Component data from apps and pages:
##############################
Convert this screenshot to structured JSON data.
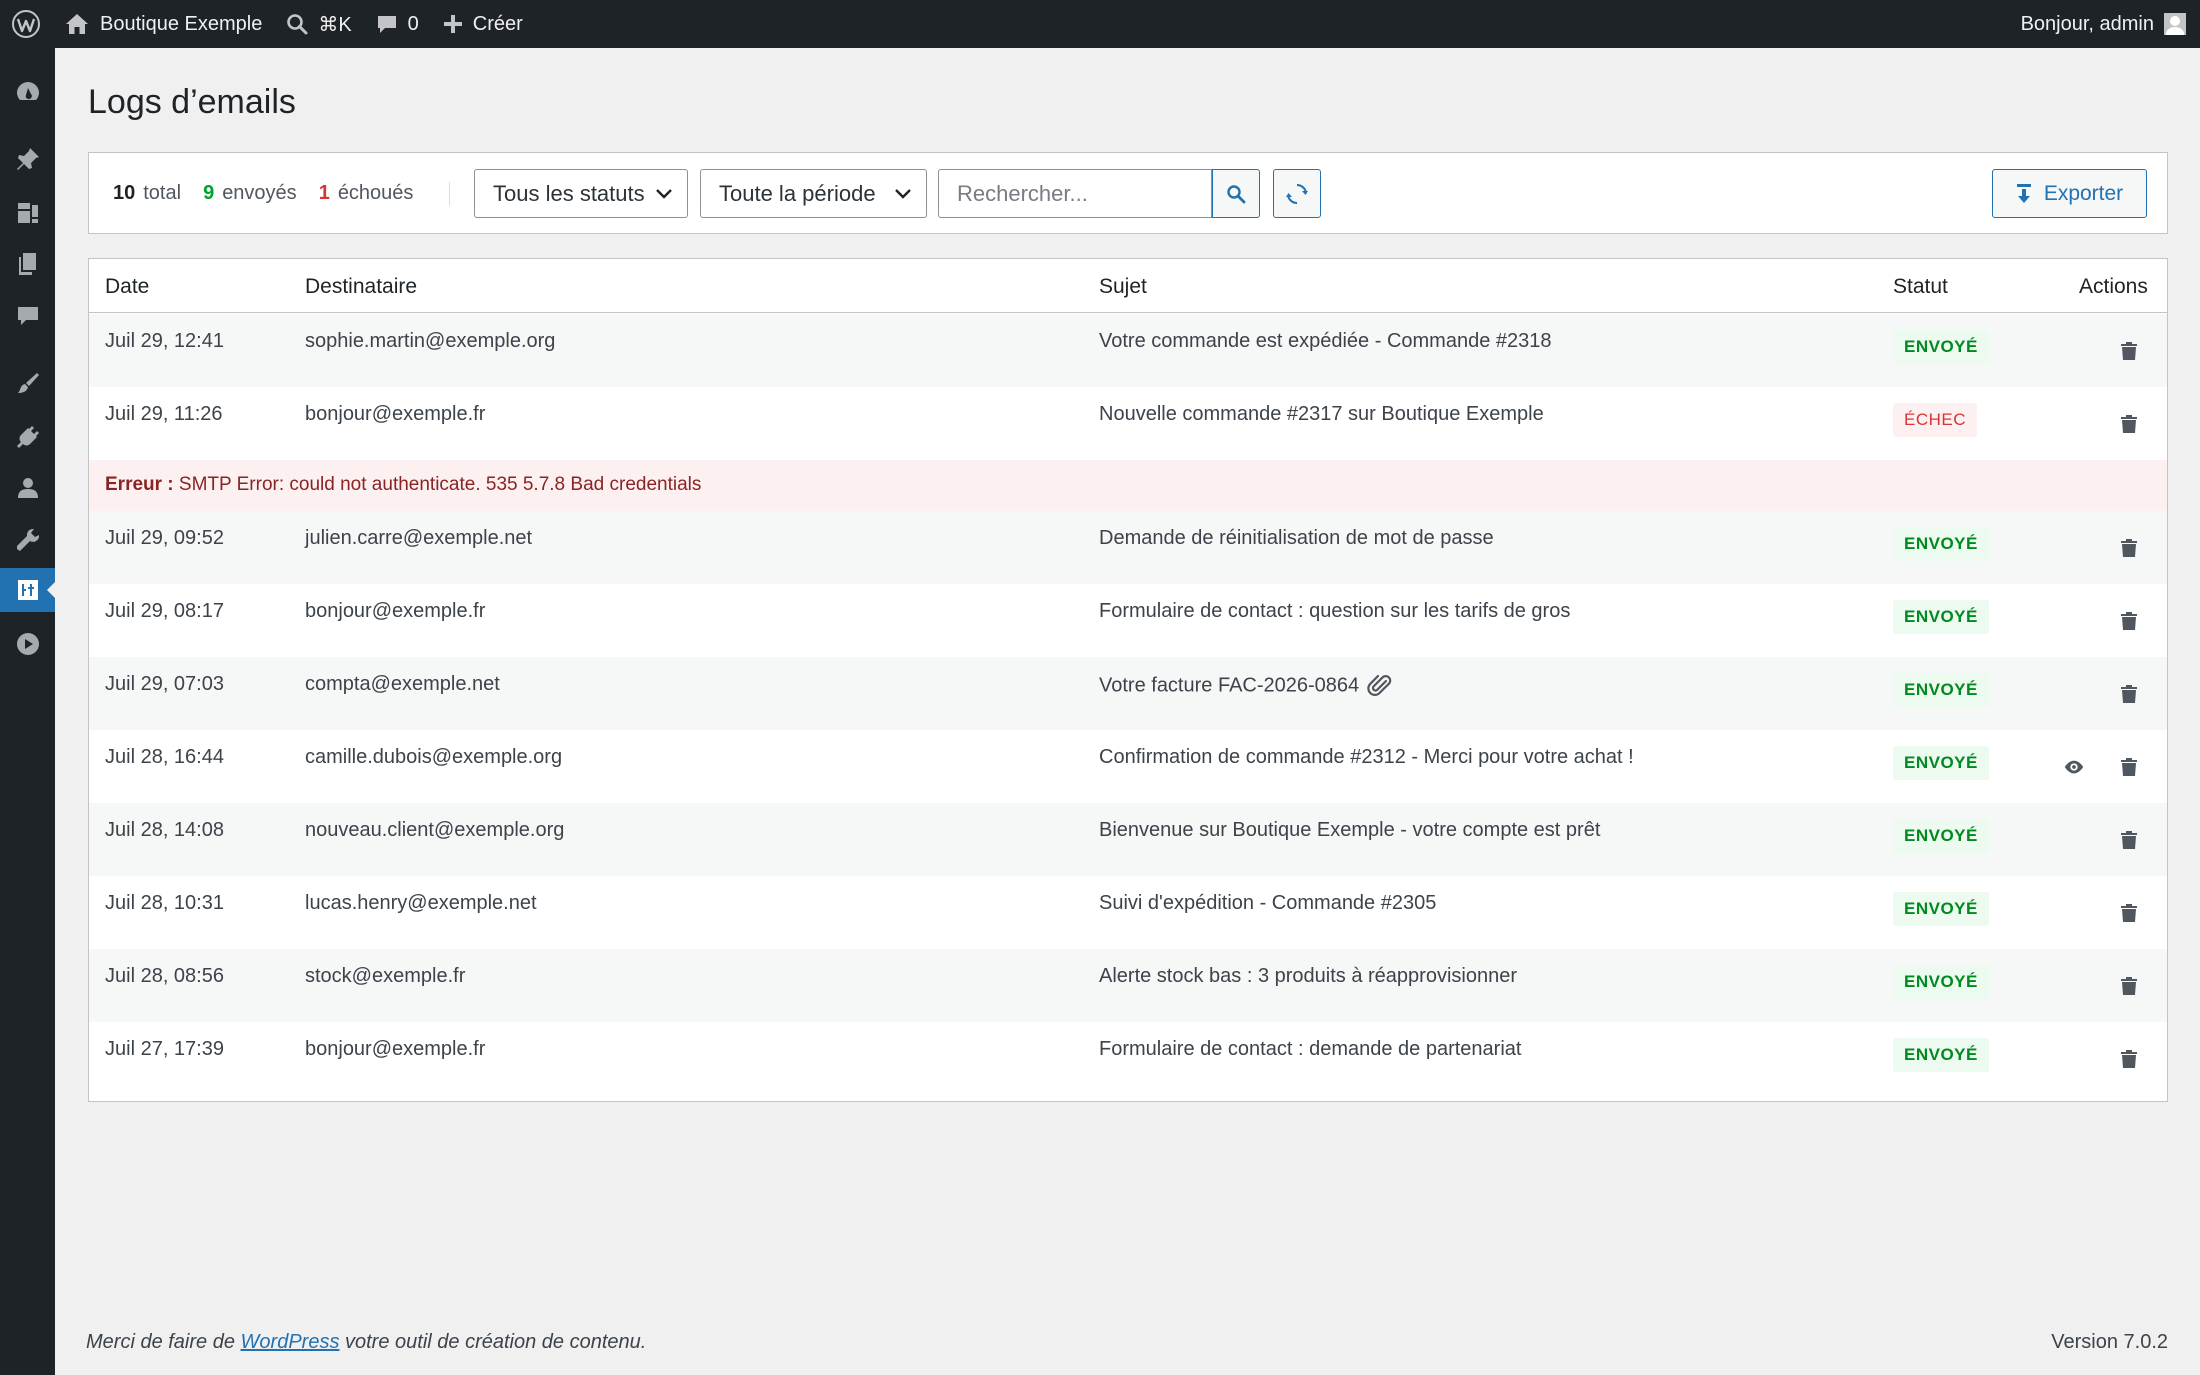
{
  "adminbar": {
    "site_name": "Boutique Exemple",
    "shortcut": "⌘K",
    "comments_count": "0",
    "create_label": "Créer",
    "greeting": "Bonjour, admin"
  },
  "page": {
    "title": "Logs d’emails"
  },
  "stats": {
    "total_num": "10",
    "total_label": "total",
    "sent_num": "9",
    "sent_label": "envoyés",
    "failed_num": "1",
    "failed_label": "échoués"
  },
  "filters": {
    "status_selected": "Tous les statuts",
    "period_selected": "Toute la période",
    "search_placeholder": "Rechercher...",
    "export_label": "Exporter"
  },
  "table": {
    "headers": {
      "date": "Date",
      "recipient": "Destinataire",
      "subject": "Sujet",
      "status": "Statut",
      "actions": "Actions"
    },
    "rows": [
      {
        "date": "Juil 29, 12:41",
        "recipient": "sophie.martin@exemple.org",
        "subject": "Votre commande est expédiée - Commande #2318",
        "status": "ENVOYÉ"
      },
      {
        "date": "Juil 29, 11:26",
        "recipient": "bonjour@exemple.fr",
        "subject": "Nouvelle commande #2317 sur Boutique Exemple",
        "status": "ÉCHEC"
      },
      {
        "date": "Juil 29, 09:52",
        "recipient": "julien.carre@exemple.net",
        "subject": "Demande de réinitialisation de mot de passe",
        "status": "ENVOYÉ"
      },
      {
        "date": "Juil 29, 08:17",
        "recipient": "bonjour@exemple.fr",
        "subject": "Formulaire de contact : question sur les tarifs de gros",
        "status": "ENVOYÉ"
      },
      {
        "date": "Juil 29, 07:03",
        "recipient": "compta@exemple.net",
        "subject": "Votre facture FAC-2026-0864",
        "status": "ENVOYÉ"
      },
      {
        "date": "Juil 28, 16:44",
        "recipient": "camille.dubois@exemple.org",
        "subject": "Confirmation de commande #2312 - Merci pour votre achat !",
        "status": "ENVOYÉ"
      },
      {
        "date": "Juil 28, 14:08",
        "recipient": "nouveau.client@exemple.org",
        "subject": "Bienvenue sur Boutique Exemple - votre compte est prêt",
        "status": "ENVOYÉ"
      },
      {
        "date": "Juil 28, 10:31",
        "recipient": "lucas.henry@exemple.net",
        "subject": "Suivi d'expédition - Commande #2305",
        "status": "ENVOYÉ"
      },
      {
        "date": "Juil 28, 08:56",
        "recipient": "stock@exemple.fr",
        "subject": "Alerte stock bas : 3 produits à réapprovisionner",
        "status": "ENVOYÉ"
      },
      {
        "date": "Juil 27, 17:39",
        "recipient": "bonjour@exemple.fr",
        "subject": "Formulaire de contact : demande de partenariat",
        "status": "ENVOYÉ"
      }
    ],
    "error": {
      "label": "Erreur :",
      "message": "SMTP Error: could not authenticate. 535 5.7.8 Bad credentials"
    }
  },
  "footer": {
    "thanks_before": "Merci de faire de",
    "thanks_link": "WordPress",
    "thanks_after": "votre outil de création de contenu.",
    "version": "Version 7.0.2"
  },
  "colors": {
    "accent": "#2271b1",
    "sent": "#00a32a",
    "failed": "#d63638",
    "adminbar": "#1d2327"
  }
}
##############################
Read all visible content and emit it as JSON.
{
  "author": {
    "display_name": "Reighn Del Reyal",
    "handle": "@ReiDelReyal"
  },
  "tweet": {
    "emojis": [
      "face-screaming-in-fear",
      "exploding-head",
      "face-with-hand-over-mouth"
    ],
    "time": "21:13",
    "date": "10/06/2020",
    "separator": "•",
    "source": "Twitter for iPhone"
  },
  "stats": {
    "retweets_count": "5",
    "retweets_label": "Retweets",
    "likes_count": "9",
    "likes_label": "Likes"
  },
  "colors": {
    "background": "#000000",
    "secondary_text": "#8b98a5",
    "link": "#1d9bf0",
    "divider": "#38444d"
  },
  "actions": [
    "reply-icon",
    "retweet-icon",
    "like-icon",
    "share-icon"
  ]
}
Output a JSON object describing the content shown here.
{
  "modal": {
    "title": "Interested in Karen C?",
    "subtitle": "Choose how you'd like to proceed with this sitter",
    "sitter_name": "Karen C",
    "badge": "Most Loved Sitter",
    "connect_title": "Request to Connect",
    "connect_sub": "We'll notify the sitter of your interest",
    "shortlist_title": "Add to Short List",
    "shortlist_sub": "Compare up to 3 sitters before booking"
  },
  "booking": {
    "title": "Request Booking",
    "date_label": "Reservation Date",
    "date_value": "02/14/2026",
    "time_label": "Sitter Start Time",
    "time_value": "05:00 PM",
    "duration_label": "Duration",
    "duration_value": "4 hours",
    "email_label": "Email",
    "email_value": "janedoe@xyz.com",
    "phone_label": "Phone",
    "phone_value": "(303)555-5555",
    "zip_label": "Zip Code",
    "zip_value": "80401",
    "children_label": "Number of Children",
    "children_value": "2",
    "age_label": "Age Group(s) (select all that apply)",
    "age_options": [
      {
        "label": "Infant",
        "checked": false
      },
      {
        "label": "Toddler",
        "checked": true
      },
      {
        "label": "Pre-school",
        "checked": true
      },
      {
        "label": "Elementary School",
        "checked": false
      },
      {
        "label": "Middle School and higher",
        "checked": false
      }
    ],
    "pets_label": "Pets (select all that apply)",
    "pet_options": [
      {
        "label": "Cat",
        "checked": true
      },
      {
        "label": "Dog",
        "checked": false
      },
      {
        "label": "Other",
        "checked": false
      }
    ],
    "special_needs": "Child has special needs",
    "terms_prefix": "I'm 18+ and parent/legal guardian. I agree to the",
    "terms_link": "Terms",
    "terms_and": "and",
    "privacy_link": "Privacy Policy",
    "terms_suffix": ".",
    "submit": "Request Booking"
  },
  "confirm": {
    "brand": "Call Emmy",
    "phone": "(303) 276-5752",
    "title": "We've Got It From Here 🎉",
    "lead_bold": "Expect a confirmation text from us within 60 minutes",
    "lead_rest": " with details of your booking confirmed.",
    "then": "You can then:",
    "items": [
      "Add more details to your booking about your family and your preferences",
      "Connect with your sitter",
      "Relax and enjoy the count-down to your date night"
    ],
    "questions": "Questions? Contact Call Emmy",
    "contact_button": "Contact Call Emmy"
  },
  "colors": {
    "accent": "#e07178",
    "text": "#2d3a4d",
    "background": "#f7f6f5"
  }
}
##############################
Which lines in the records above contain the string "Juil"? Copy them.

Response ->
        "date": "Juil 29, 12:41",
        "date": "Juil 29, 11:26",
        "date": "Juil 29, 09:52",
        "date": "Juil 29, 08:17",
        "date": "Juil 29, 07:03",
        "date": "Juil 28, 16:44",
        "date": "Juil 28, 14:08",
        "date": "Juil 28, 10:31",
        "date": "Juil 28, 08:56",
        "date": "Juil 27, 17:39",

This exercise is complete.